2.  Exponential smoothing of annual returns shows the endowment is trending to almost 9 percent a year. 

3.  Downside protection is an investment objective. During the 2008 market crash, Occidental fell 13.4 percent less than an equity-only, passively-managed, market-tracking, global index fund that does not offer downside protection. Oxy ­performed about the same as other colleges with the same downside-protection objective.

4.  Over the last 10 years, Occidental consistently outperformed its peers by 0.5 percent a year, and performed about the same as the global index fund. Occidental performed superbly because it applies the principles of modern portfolio theory to maximize risk-adjusted return. 

5.  When normal conditions returned after the market crash and the policies of the Veitch presidency took effect, the ­withdrawal rate from the endowment to support operating costs remained below 5 percent, within the accepted norm.

6.  More than one-quarter of the total gifts to the College are deposited in the endowment, a sign of financial health. 

7.  The endowment has grown from $300 million in 2005 to more than $400 million today even while financing operations of the College with a 5 percent spend rate. If Oxy seeks to further increase the endowment's assets, such growth must come from donors, as the fund investment returns cannot be increased without assuming unacceptable risk.

All of this leads me to conclude that: 
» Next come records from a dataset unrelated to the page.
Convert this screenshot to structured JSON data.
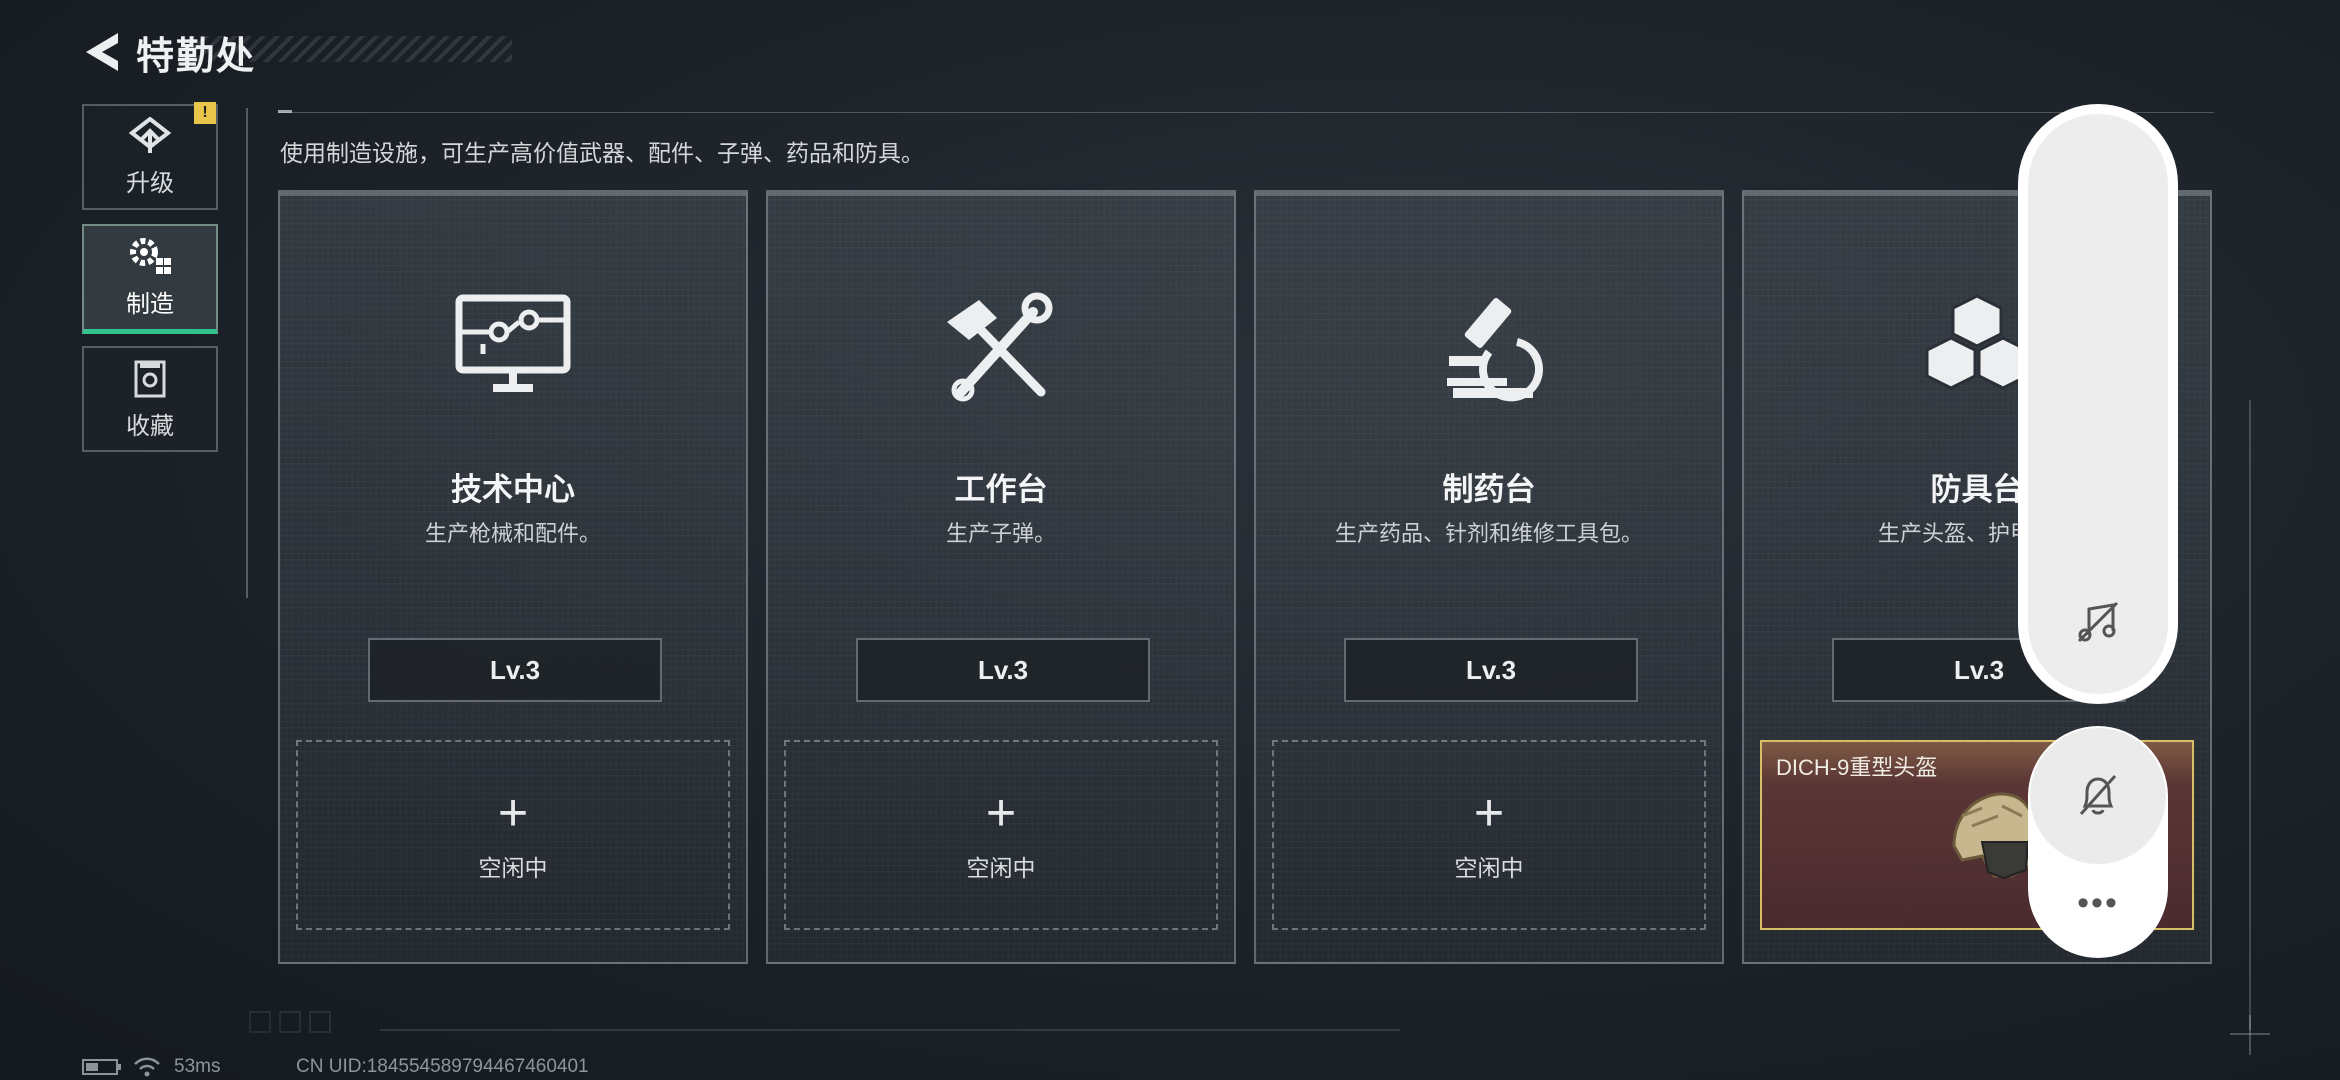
{
  "header": {
    "title": "特勤处"
  },
  "sidebar": {
    "items": [
      {
        "label": "升级",
        "icon": "upgrade-icon",
        "badge": "!"
      },
      {
        "label": "制造",
        "icon": "craft-gear-icon",
        "active": true
      },
      {
        "label": "收藏",
        "icon": "collection-icon"
      }
    ]
  },
  "description": "使用制造设施，可生产高价值武器、配件、子弹、药品和防具。",
  "cards": [
    {
      "name": "技术中心",
      "sub": "生产枪械和配件。",
      "level": "Lv.3",
      "icon": "monitor-circuit-icon",
      "slot": {
        "plus": "+",
        "status": "空闲中"
      }
    },
    {
      "name": "工作台",
      "sub": "生产子弹。",
      "level": "Lv.3",
      "icon": "hammer-wrench-icon",
      "slot": {
        "plus": "+",
        "status": "空闲中"
      }
    },
    {
      "name": "制药台",
      "sub": "生产药品、针剂和维修工具包。",
      "level": "Lv.3",
      "icon": "microscope-icon",
      "slot": {
        "plus": "+",
        "status": "空闲中"
      }
    },
    {
      "name": "防具台",
      "sub": "生产头盔、护甲、胸",
      "level": "Lv.3",
      "icon": "armor-boxes-icon",
      "slot": {
        "item_name": "DICH-9重型头盔",
        "item_icon": "helmet-icon"
      }
    }
  ],
  "overlay": {
    "more": "•••"
  },
  "status_bar": {
    "ping": "53ms",
    "uid": "CN UID:184554589794467460401"
  },
  "colors": {
    "active_tab": "#34c38f",
    "badge": "#e8c64a",
    "busy_border": "#d7bd63"
  }
}
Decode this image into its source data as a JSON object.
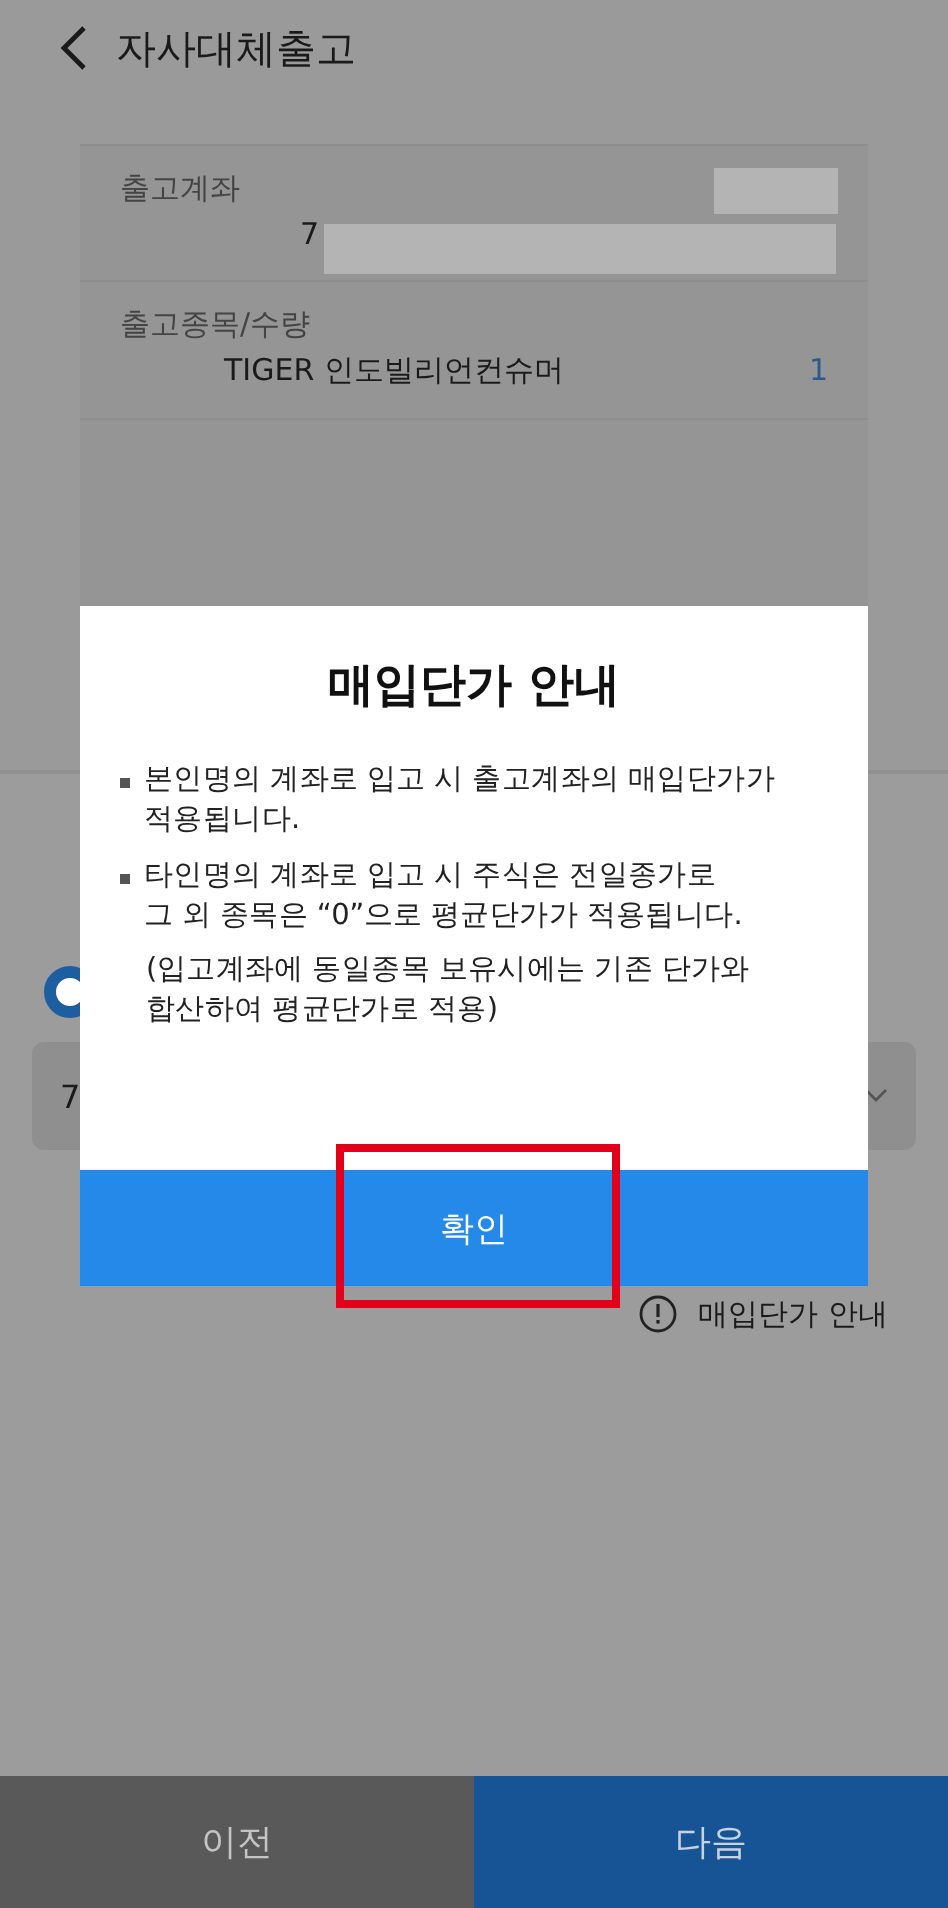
{
  "header": {
    "title": "자사대체출고"
  },
  "summary": {
    "rows": [
      {
        "label": "출고계좌",
        "value": "7"
      },
      {
        "label": "출고종목/수량",
        "value": "TIGER 인도빌리언컨슈머",
        "quantity": "1"
      }
    ]
  },
  "form": {
    "radio": {
      "selected": true
    },
    "account_select": {
      "value": "7"
    },
    "info_link": "매입단가 안내"
  },
  "dialog": {
    "title": "매입단가 안내",
    "bullets": [
      "본인명의 계좌로 입고 시 출고계좌의 매입단가가\n적용됩니다.",
      "타인명의 계좌로 입고 시 주식은 전일종가로\n그 외 종목은 “0”으로 평균단가가 적용됩니다."
    ],
    "note": "(입고계좌에 동일종목 보유시에는 기존 단가와\n합산하여 평균단가로 적용)",
    "confirm": "확인",
    "confirm_highlighted": true
  },
  "footer": {
    "buttons": [
      {
        "label": "이전",
        "kind": "secondary"
      },
      {
        "label": "다음",
        "kind": "primary"
      }
    ]
  }
}
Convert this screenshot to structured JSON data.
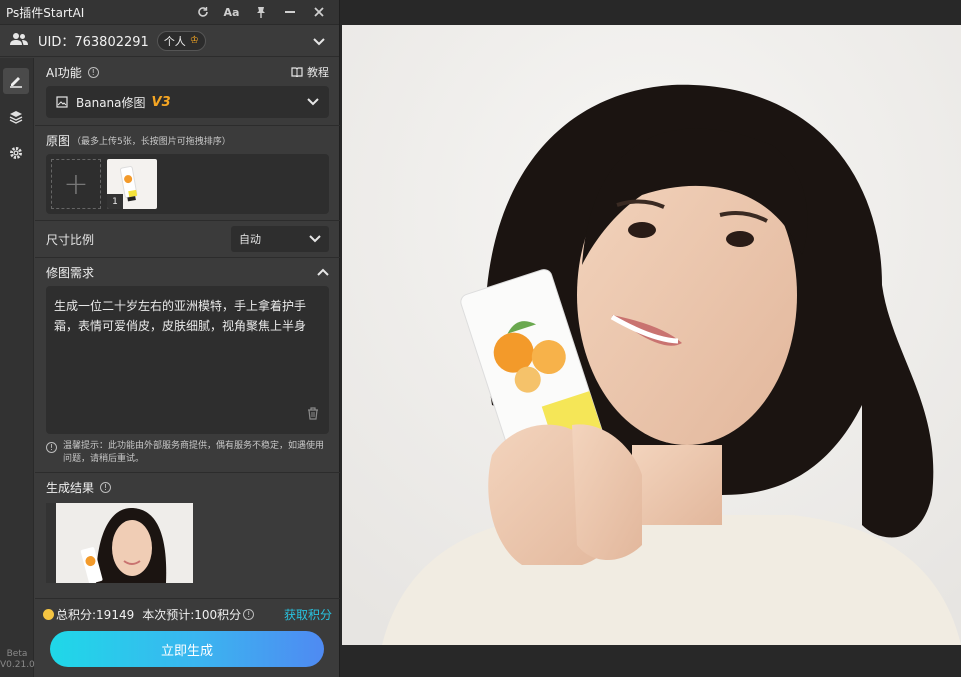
{
  "window": {
    "title": "Ps插件StartAI"
  },
  "titlebar_icons": [
    "refresh-icon",
    "font-size-icon",
    "pin-icon",
    "minimize-icon",
    "close-icon"
  ],
  "titlebar": {
    "font_label": "Aa"
  },
  "user": {
    "uid": "UID：763802291",
    "badge": "个人"
  },
  "rail": {
    "items": [
      "edit-icon",
      "layers-icon",
      "settings-icon"
    ],
    "version_line1": "Beta",
    "version_line2": "V0.21.0"
  },
  "ai": {
    "label": "AI功能",
    "tutorial": "教程",
    "model": "Banana修图",
    "model_version": "V3"
  },
  "original": {
    "label": "原图",
    "note": "（最多上传5张，长按图片可拖拽排序）",
    "thumb_index": "1"
  },
  "ratio": {
    "label": "尺寸比例",
    "value": "自动"
  },
  "prompt": {
    "label": "修图需求",
    "text": "生成一位二十岁左右的亚洲模特，手上拿着护手霜，表情可爱俏皮，皮肤细腻，视角聚焦上半身",
    "tip": "温馨提示：此功能由外部服务商提供，偶有服务不稳定，如遇使用问题，请稍后重试。"
  },
  "result": {
    "label": "生成结果"
  },
  "points": {
    "total": "总积分:19149",
    "estimate": "本次预计:100积分",
    "get_label": "获取积分"
  },
  "generate_button": "立即生成",
  "colors": {
    "accent": "#28c3e0",
    "version_badge": "#f5a623",
    "panel_bg": "#3b3b3b",
    "field_bg": "#2e2e2e"
  }
}
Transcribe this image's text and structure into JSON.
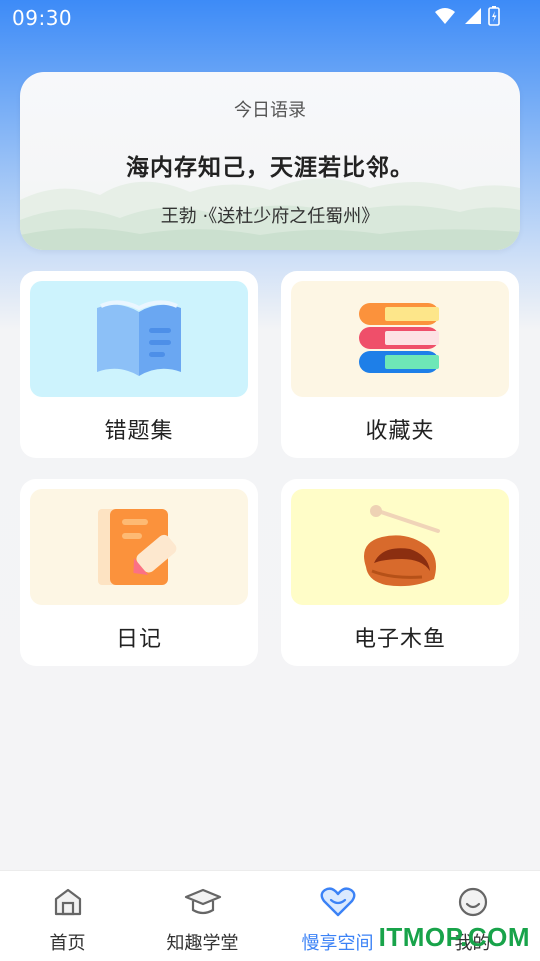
{
  "status_bar": {
    "time": "09:30"
  },
  "quote": {
    "heading": "今日语录",
    "text": "海内存知己，天涯若比邻。",
    "source": "王勃 ·《送杜少府之任蜀州》"
  },
  "tiles": [
    {
      "label": "错题集",
      "icon": "book-icon",
      "bg": "#cdf3fd"
    },
    {
      "label": "收藏夹",
      "icon": "stacked-books-icon",
      "bg": "#fdf6e4"
    },
    {
      "label": "日记",
      "icon": "notebook-pencil-icon",
      "bg": "#fdf6e4"
    },
    {
      "label": "电子木鱼",
      "icon": "wooden-fish-icon",
      "bg": "#fffdc8"
    }
  ],
  "bottom_nav": [
    {
      "label": "首页",
      "icon": "home-icon",
      "active": false
    },
    {
      "label": "知趣学堂",
      "icon": "graduation-cap-icon",
      "active": false
    },
    {
      "label": "慢享空间",
      "icon": "heart-icon",
      "active": true
    },
    {
      "label": "我的",
      "icon": "smiley-icon",
      "active": false
    }
  ],
  "watermark": "ITMOP.COM",
  "colors": {
    "accent": "#3b82f6",
    "watermark": "#18a34a"
  }
}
1.) Oxy's return on endowment has been excellent; 2.) the administration and trustees have managed the endowment prudently; and 3.) the College is in far better financial health than your recent article suggests. Now, with increased alumni and donor ­support, Occidental is positioned to shine.

Leif Isaksen '62
Burlingame

Isaksen majored in physics at Oxy and has a Ph.D. in complexity from USC.